*Records for this task*.

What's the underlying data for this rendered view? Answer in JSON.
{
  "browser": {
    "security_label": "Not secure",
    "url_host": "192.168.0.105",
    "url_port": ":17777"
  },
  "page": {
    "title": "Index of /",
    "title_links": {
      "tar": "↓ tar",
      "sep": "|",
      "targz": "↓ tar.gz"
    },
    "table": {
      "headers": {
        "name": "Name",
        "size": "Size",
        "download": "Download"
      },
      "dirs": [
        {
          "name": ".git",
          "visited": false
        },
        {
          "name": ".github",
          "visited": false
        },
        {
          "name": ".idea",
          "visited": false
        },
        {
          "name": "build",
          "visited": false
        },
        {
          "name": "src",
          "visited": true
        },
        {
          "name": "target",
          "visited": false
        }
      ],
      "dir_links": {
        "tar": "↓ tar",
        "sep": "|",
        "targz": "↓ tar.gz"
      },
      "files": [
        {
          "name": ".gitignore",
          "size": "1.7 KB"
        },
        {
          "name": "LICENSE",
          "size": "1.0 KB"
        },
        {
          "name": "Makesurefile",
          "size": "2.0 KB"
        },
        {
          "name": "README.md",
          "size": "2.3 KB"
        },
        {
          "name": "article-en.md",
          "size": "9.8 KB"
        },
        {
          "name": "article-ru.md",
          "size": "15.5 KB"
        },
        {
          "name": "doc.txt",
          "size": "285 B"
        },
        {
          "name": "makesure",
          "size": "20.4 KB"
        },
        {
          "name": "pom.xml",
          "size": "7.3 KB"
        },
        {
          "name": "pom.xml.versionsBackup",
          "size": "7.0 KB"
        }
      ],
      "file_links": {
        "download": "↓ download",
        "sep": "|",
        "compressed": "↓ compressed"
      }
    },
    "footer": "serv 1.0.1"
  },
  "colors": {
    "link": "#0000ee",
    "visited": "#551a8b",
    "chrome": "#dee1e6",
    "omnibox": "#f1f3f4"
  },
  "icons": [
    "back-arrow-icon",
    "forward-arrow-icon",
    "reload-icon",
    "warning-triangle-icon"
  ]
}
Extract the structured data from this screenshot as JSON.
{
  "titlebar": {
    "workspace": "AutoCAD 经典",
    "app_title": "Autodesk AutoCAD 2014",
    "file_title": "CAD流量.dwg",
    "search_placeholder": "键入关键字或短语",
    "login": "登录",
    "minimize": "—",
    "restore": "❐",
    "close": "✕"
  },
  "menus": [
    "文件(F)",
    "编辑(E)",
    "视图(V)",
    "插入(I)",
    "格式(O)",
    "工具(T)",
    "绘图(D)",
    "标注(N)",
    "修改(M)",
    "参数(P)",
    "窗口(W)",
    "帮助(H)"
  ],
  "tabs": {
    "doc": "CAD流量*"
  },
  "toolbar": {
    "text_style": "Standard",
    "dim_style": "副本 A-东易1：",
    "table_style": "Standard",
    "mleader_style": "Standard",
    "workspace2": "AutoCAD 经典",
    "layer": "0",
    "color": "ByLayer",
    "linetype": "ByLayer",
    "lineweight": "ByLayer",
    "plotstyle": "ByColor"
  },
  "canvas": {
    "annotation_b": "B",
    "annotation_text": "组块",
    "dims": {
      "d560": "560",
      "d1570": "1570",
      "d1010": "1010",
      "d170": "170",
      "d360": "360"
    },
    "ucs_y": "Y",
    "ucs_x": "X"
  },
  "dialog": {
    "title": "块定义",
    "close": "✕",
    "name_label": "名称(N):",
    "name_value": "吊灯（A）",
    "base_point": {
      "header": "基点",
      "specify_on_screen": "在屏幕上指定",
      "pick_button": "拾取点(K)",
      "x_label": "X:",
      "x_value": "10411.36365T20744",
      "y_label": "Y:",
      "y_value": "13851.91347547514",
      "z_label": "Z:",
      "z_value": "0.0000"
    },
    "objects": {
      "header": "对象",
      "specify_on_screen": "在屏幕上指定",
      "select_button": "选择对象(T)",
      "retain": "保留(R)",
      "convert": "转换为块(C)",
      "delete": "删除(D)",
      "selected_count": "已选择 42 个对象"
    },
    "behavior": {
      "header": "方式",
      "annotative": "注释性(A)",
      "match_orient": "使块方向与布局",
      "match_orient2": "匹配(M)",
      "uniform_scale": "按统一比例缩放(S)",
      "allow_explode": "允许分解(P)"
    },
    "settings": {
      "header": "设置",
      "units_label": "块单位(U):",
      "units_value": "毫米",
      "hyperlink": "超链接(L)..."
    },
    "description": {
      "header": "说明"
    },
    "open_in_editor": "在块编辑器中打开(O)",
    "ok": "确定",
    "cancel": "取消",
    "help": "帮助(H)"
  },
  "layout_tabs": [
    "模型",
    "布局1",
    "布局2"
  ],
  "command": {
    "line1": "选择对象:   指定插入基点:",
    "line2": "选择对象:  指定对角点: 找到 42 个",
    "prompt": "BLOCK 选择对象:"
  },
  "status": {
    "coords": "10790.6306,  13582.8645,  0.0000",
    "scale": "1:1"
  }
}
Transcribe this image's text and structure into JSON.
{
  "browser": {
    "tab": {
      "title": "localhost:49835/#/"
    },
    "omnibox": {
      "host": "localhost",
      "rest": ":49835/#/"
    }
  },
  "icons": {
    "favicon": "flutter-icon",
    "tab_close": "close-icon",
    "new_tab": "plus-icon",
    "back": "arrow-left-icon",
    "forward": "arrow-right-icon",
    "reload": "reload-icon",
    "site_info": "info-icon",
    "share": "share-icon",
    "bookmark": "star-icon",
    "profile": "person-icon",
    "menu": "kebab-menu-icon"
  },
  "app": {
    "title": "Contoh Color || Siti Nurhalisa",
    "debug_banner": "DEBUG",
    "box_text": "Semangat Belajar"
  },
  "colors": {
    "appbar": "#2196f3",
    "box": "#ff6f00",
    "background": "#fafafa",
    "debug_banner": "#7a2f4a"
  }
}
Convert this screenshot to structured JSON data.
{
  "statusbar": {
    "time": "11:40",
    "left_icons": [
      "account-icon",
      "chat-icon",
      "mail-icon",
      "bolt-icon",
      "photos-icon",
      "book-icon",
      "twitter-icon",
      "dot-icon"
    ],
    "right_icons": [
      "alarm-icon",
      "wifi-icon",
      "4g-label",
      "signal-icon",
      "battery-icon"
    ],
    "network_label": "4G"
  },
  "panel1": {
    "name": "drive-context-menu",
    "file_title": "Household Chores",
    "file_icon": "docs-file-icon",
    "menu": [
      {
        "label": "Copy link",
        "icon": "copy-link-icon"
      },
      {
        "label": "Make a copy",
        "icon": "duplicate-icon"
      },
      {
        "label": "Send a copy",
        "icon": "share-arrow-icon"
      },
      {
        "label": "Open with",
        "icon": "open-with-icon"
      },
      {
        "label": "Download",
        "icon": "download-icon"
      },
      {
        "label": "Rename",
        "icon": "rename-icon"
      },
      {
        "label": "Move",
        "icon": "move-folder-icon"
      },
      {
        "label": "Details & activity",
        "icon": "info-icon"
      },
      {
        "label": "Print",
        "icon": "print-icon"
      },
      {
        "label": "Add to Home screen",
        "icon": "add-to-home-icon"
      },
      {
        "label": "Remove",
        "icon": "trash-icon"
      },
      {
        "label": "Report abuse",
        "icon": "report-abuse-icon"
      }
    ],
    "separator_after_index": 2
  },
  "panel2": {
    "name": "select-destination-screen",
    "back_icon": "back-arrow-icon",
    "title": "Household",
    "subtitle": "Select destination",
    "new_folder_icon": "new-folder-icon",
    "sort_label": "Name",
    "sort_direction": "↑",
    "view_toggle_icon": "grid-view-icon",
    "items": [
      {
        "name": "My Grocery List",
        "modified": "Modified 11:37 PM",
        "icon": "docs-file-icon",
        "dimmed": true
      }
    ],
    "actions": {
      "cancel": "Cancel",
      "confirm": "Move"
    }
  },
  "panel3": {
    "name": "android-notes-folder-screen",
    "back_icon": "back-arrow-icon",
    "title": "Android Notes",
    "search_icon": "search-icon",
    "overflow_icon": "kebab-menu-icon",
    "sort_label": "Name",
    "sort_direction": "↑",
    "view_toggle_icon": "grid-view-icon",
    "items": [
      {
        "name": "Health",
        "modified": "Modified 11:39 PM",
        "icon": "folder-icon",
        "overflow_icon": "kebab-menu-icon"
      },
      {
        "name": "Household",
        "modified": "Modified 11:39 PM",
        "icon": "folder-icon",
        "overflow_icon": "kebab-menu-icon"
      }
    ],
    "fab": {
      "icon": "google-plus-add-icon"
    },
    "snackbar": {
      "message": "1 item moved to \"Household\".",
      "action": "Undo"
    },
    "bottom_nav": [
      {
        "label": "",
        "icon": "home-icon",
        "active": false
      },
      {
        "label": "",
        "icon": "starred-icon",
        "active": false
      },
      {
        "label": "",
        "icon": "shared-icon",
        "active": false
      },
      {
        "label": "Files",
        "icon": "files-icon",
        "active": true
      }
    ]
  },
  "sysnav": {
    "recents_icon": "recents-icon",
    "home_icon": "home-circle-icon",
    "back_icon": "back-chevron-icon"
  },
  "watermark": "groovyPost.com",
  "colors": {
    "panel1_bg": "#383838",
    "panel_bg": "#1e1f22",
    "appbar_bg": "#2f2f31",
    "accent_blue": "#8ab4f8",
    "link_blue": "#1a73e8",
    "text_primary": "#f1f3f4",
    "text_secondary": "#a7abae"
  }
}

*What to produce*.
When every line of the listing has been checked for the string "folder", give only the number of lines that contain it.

*Response*.
5